→ Task objective
Please report each line of the data below that contains "JSON".

*** Opening Provided information ***

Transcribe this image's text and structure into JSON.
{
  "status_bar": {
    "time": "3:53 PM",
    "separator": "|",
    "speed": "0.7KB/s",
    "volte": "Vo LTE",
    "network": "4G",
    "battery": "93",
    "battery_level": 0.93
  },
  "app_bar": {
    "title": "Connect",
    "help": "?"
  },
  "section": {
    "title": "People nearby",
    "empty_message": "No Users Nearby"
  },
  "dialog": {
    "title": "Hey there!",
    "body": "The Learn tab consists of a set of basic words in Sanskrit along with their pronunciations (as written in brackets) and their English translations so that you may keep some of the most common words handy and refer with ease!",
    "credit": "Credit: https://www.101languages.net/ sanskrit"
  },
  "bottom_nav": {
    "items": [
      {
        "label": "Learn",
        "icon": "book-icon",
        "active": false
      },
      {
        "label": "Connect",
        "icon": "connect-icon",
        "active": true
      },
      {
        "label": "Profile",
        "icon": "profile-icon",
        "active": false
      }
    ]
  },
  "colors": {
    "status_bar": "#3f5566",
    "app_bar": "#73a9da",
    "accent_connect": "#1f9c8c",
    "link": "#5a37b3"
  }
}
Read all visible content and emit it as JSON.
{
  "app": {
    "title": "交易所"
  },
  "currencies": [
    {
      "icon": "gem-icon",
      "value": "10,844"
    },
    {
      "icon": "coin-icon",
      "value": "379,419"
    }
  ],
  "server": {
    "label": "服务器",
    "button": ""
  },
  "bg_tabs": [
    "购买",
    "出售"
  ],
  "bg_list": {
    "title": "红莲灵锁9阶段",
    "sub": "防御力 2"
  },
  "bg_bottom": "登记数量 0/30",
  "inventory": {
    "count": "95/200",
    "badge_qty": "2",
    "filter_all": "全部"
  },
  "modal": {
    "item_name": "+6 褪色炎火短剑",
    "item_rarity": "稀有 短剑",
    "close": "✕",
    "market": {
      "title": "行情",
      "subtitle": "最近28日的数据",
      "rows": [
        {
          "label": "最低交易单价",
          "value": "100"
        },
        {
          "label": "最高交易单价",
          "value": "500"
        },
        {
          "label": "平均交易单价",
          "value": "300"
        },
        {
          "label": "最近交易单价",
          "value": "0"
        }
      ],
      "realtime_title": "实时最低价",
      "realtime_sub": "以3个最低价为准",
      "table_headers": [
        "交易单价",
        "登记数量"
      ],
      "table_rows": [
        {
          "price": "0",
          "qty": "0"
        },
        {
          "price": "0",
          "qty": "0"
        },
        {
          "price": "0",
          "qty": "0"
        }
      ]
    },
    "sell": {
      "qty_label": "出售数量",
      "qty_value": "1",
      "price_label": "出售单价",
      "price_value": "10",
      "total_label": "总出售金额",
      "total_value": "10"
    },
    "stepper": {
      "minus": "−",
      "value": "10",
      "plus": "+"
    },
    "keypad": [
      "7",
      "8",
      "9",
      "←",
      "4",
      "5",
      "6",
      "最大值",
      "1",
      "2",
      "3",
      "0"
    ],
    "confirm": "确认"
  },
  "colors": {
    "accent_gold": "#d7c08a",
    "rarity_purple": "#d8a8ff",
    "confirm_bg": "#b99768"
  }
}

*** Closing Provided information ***

→ Completed exercise
Transcribe this image's text and structure into JSON.
Read all visible content and emit it as JSON.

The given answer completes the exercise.